Besides the two novels, this new volume has a short introduction by Packer that touches on her relationship with Patricia Highsmith and tells a little about the envy Highsmith had of Packer's income and reviews. Packer, the lowly paperback writer, was making a lot more money for her novels than Highsmith was with her prestigious hardcovers. And Packer was getting reviews in the New York papers just as Highsmith was. Highsmith didn't think it was fair for a paperback writer to get the same kind of attention that a hardcover author received.

There's also a reprint of Jon Breen's essay titled "The Novels of Vin Packer," also highly recommended reading.

Monday, July 12, 2004

Lately I've been browsing the capsule movie summaries in Arthur Lyons' book called DEATH ON THE CHEAP: THE LOST B-MOVIES OF FILM NOIR, and I find them highly entertaining.

But here's something that's really bothering me. It has nothing to do with the movies or the book itself. It's a sentence in the blurb from Robert Crais in the front of the book. Here it is: "Written with the sure hand of a gifted novelist, Arthur Lyons has opened an entertaining treasure chest that will have you racing to your local video rental joint." As a former English teacher, all I can say is, "Arrrgggghhhh!" And to think that Crais out-sells me about a million to one.
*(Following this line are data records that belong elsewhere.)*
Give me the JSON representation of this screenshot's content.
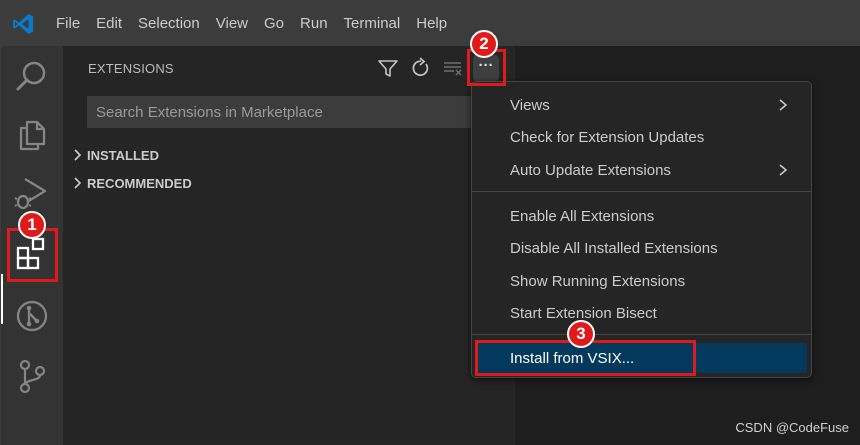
{
  "titlebar": {
    "menu": [
      "File",
      "Edit",
      "Selection",
      "View",
      "Go",
      "Run",
      "Terminal",
      "Help"
    ],
    "logo_icon": "vscode-logo-icon",
    "background": "#3c3c3c"
  },
  "activitybar": {
    "icons": [
      "search-icon",
      "explorer-files-icon",
      "run-debug-icon",
      "extensions-icon",
      "remote-explorer-icon",
      "source-control-icon"
    ],
    "active": "extensions-icon"
  },
  "sidebar": {
    "title": "EXTENSIONS",
    "actions": [
      "filter-icon",
      "refresh-icon",
      "clear-results-icon",
      "more-actions-icon"
    ],
    "more_actions_label": "···",
    "search": {
      "placeholder": "Search Extensions in Marketplace",
      "value": ""
    },
    "sections": [
      {
        "label": "INSTALLED"
      },
      {
        "label": "RECOMMENDED"
      }
    ]
  },
  "context_menu": {
    "items": [
      {
        "label": "Views",
        "submenu": true
      },
      {
        "label": "Check for Extension Updates",
        "submenu": false
      },
      {
        "label": "Auto Update Extensions",
        "submenu": true
      },
      {
        "label": "Enable All Extensions",
        "submenu": false
      },
      {
        "label": "Disable All Installed Extensions",
        "submenu": false
      },
      {
        "label": "Show Running Extensions",
        "submenu": false
      },
      {
        "label": "Start Extension Bisect",
        "submenu": false
      },
      {
        "label": "Install from VSIX...",
        "submenu": false,
        "highlighted": true
      }
    ]
  },
  "annotations": [
    {
      "number": "1",
      "target": "extensions-icon"
    },
    {
      "number": "2",
      "target": "more-actions-button"
    },
    {
      "number": "3",
      "target": "install-from-vsix"
    }
  ],
  "watermark": "CSDN @CodeFuse",
  "colors": {
    "accent_blue": "#0078d4",
    "annotation_red": "#e01a1a",
    "menu_highlight": "#04395e"
  }
}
Since I'm far from a film noir geek, or even a film geek of any kind, I don't have too many nits to pick with Lyons himself. However (you knew there was going to be a "however," right?) there's this on page 122 in Lyons' comment on THE MYSTERIOUS MR. VALENTINE (1946): "This film was a new kind of role for Linda Stirling, who up to this time had spend most of her time at Republic dressed in a leopard cat suit and beating up bad guys in THE TIGER WOMAN serials (sic). Tristram Coffin, in contrast, was right at home, having been a staple minor villain in many a Republic feature. In 1951, he finally got a taste of what it was to play a good guy when he starred as Commando Cody in LOST PLANET AIRMEN, Republic's feature release of its serial KING OF THE ROCKETMEN."
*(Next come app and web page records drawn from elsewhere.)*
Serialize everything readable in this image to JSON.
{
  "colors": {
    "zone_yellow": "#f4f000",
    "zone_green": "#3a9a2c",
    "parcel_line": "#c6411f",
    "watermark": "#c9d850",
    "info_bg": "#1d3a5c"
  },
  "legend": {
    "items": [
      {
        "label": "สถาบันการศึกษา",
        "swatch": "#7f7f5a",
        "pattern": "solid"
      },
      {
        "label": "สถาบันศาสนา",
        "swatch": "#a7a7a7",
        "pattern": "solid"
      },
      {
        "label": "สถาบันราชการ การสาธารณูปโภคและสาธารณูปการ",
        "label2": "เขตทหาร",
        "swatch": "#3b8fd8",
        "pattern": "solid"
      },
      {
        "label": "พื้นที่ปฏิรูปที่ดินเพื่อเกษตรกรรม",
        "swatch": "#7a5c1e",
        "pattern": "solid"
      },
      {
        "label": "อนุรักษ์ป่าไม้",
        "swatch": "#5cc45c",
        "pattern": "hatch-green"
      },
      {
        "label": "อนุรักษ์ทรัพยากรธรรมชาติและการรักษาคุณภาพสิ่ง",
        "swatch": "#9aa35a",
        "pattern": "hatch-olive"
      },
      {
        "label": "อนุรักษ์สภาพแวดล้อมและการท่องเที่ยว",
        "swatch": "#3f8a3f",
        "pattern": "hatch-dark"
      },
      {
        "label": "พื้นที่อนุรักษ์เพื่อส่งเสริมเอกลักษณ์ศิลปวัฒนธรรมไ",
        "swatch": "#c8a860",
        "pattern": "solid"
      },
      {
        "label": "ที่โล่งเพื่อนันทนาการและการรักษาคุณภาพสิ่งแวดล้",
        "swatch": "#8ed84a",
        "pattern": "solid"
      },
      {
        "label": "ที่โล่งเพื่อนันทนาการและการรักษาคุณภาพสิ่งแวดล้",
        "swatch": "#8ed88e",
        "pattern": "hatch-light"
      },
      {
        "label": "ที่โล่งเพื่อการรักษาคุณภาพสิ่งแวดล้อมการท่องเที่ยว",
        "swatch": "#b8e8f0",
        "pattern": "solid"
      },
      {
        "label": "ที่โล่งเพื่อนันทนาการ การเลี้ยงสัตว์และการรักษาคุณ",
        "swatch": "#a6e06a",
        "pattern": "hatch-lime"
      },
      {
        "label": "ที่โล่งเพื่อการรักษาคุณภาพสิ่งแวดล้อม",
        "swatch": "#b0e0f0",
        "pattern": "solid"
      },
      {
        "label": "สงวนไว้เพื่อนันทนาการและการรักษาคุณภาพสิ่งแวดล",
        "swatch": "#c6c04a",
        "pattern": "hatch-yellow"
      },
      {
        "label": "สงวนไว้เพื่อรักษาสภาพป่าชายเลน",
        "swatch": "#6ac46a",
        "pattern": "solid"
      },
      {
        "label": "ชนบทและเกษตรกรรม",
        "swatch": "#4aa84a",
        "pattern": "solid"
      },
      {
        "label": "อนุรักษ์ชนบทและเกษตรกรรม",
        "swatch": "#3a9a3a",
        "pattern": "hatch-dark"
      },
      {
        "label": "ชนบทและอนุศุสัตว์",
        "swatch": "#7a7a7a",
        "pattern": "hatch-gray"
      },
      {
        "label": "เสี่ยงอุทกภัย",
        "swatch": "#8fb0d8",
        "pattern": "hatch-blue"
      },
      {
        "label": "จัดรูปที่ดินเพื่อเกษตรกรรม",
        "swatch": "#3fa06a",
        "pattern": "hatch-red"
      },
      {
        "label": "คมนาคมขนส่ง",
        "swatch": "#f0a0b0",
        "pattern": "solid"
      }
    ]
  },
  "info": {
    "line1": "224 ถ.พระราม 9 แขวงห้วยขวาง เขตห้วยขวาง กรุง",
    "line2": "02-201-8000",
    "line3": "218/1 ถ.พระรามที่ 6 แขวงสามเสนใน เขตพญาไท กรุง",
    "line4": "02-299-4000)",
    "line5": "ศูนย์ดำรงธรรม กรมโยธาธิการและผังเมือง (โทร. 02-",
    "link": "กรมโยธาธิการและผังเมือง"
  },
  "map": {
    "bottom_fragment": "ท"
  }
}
As I said, I'm no expert, but this wrong on so many levels.

As far as I know, for example, there was only one TIGER WOMAN serial (Lyons is right about the leopard costume, though. Why they didn't call her the Leopard Woman is a still-unanswered question.) She certainly hadn't spent all her time at Republic in that one serial, either. How can one forget her sparkling performance in another serial, ZORRO'S BLACK WHIP? (Alas, I'm pretty sure it wasn't Linda wielding the whip in several scenes, which sort of takes away the fun of it if you know what I mean, and I think you do.) Or THE PURPLE MONSTER STRIKES, for that matter?
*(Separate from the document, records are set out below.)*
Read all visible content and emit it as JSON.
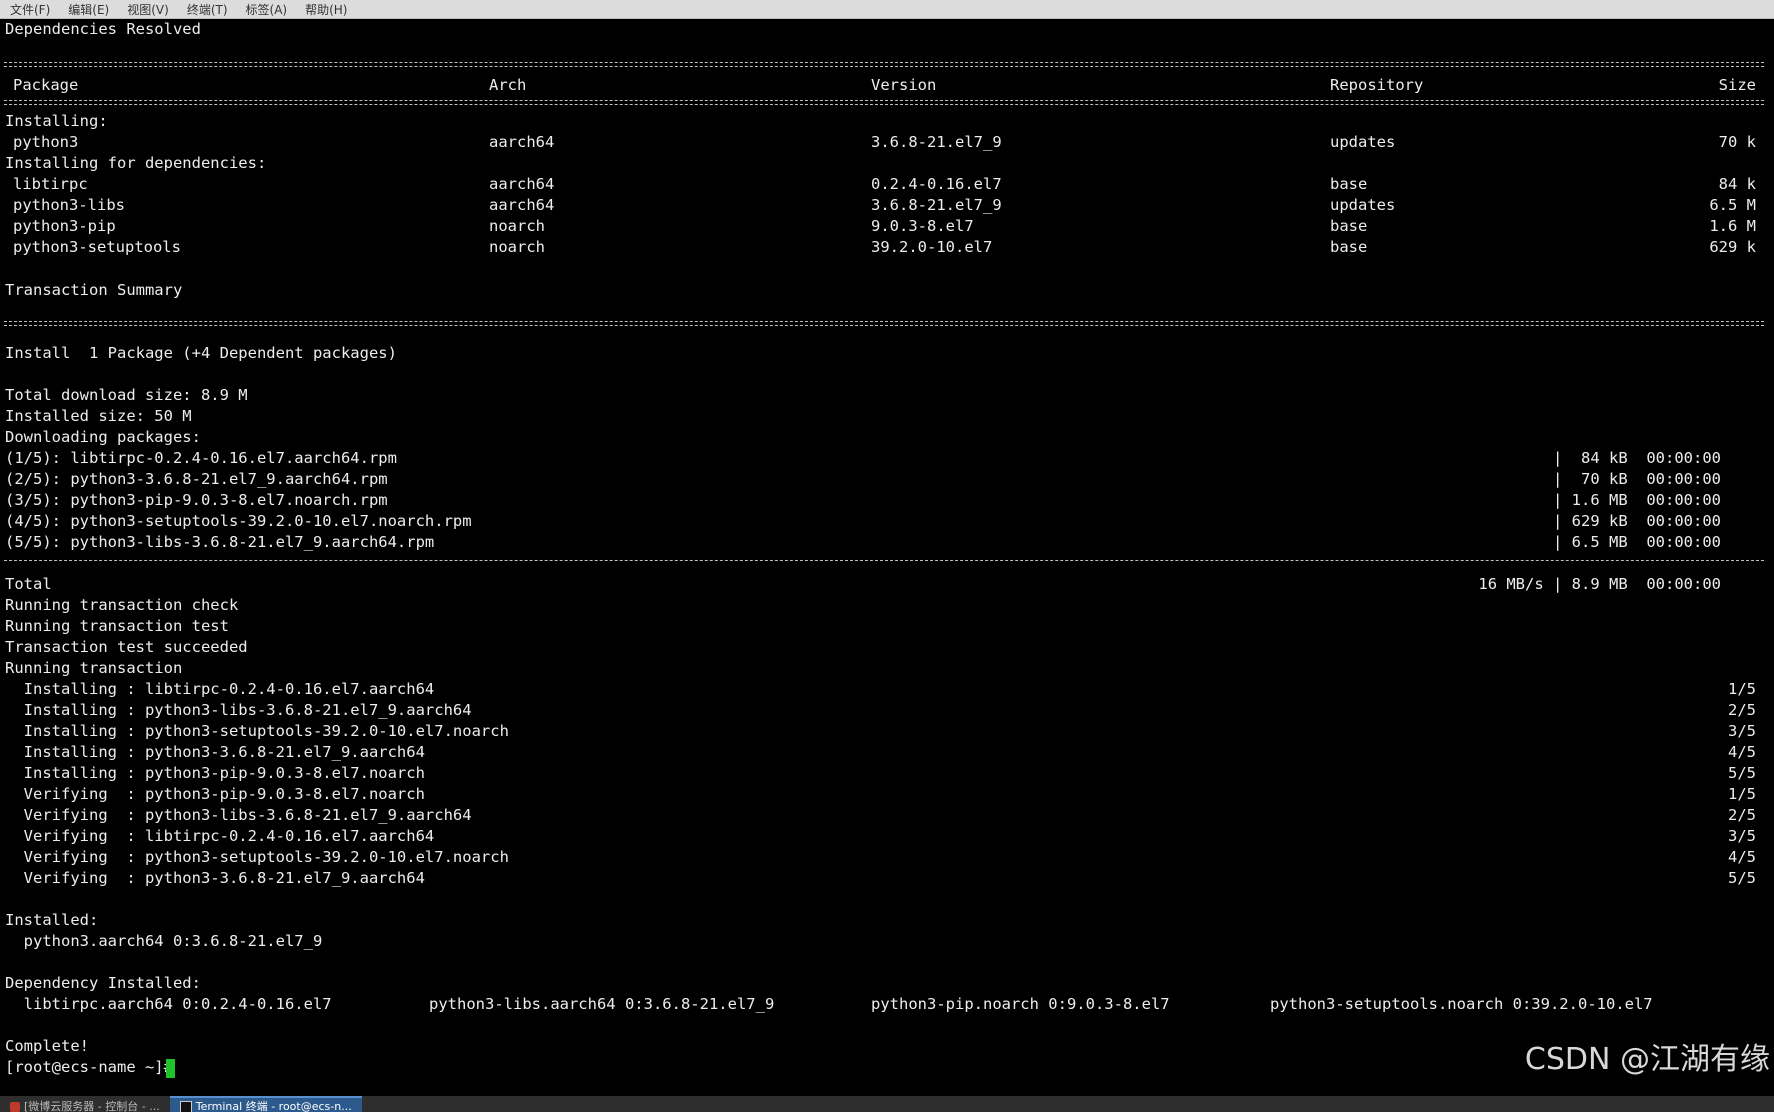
{
  "menubar": {
    "items": [
      "文件(F)",
      "编辑(E)",
      "视图(V)",
      "终端(T)",
      "标签(A)",
      "帮助(H)"
    ]
  },
  "terminal": {
    "deps_resolved": "Dependencies Resolved",
    "separator_double": "==================================================================================================================================================================================================================",
    "separator_single": "--------------------------------------------------------------------------------------------------------------------------------------------------------------------------------------------------------------------------",
    "table_header": {
      "package": "Package",
      "arch": "Arch",
      "version": "Version",
      "repository": "Repository",
      "size": "Size"
    },
    "installing_label": "Installing:",
    "installing_rows": [
      {
        "package": "python3",
        "arch": "aarch64",
        "version": "3.6.8-21.el7_9",
        "repository": "updates",
        "size": "70 k"
      }
    ],
    "deps_label": "Installing for dependencies:",
    "dep_rows": [
      {
        "package": "libtirpc",
        "arch": "aarch64",
        "version": "0.2.4-0.16.el7",
        "repository": "base",
        "size": "84 k"
      },
      {
        "package": "python3-libs",
        "arch": "aarch64",
        "version": "3.6.8-21.el7_9",
        "repository": "updates",
        "size": "6.5 M"
      },
      {
        "package": "python3-pip",
        "arch": "noarch",
        "version": "9.0.3-8.el7",
        "repository": "base",
        "size": "1.6 M"
      },
      {
        "package": "python3-setuptools",
        "arch": "noarch",
        "version": "39.2.0-10.el7",
        "repository": "base",
        "size": "629 k"
      }
    ],
    "transaction_summary": "Transaction Summary",
    "install_line": "Install  1 Package (+4 Dependent packages)",
    "total_download": "Total download size: 8.9 M",
    "installed_size": "Installed size: 50 M",
    "downloading": "Downloading packages:",
    "downloads": [
      {
        "name": "(1/5): libtirpc-0.2.4-0.16.el7.aarch64.rpm",
        "stats": "|  84 kB  00:00:00"
      },
      {
        "name": "(2/5): python3-3.6.8-21.el7_9.aarch64.rpm",
        "stats": "|  70 kB  00:00:00"
      },
      {
        "name": "(3/5): python3-pip-9.0.3-8.el7.noarch.rpm",
        "stats": "| 1.6 MB  00:00:00"
      },
      {
        "name": "(4/5): python3-setuptools-39.2.0-10.el7.noarch.rpm",
        "stats": "| 629 kB  00:00:00"
      },
      {
        "name": "(5/5): python3-libs-3.6.8-21.el7_9.aarch64.rpm",
        "stats": "| 6.5 MB  00:00:00"
      }
    ],
    "total_label": "Total",
    "total_stats": "16 MB/s | 8.9 MB  00:00:00",
    "running_check": "Running transaction check",
    "running_test": "Running transaction test",
    "test_succeeded": "Transaction test succeeded",
    "running_transaction": "Running transaction",
    "steps": [
      {
        "action": "  Installing : libtirpc-0.2.4-0.16.el7.aarch64",
        "count": "1/5"
      },
      {
        "action": "  Installing : python3-libs-3.6.8-21.el7_9.aarch64",
        "count": "2/5"
      },
      {
        "action": "  Installing : python3-setuptools-39.2.0-10.el7.noarch",
        "count": "3/5"
      },
      {
        "action": "  Installing : python3-3.6.8-21.el7_9.aarch64",
        "count": "4/5"
      },
      {
        "action": "  Installing : python3-pip-9.0.3-8.el7.noarch",
        "count": "5/5"
      },
      {
        "action": "  Verifying  : python3-pip-9.0.3-8.el7.noarch",
        "count": "1/5"
      },
      {
        "action": "  Verifying  : python3-libs-3.6.8-21.el7_9.aarch64",
        "count": "2/5"
      },
      {
        "action": "  Verifying  : libtirpc-0.2.4-0.16.el7.aarch64",
        "count": "3/5"
      },
      {
        "action": "  Verifying  : python3-setuptools-39.2.0-10.el7.noarch",
        "count": "4/5"
      },
      {
        "action": "  Verifying  : python3-3.6.8-21.el7_9.aarch64",
        "count": "5/5"
      }
    ],
    "installed_label": "Installed:",
    "installed_pkg": "  python3.aarch64 0:3.6.8-21.el7_9",
    "dep_installed_label": "Dependency Installed:",
    "dep_installed": [
      "  libtirpc.aarch64 0:0.2.4-0.16.el7",
      "python3-libs.aarch64 0:3.6.8-21.el7_9",
      "python3-pip.noarch 0:9.0.3-8.el7",
      "python3-setuptools.noarch 0:39.2.0-10.el7"
    ],
    "complete": "Complete!",
    "prompt": "[root@ecs-name ~]# "
  },
  "watermark": "CSDN @江湖有缘",
  "taskbar": {
    "items": [
      "[微博云服务器 - 控制台 - ...",
      "Terminal 终端 - root@ecs-n..."
    ]
  },
  "colors": {
    "background": "#000000",
    "text": "#ededed",
    "cursor": "#22c22a"
  }
}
And if Tristam Coffin played Commando Cody in the feature release of KING OF THE ROCKETMEN, wouldn't he have played good-guy Cody in the serial itself? (You'd think so.) But wait. Since the title of the serial is KING OF THE ROCKETMEN, wouldn't Coffin have played a guy named "King"? (Darned right. Jeff King.) And wasn't Commando Cody in a completely different serial? (Darned right: RADAR MEN FROM THE MOON. He was played by George Wallace [not the Governor of Alabama]. And by some other guy in COMMANDO CODY: SKY MARSHAL OF THE UNIVERSE.)

Sort of makes a fella wonder about the rest of Lyons' commentary.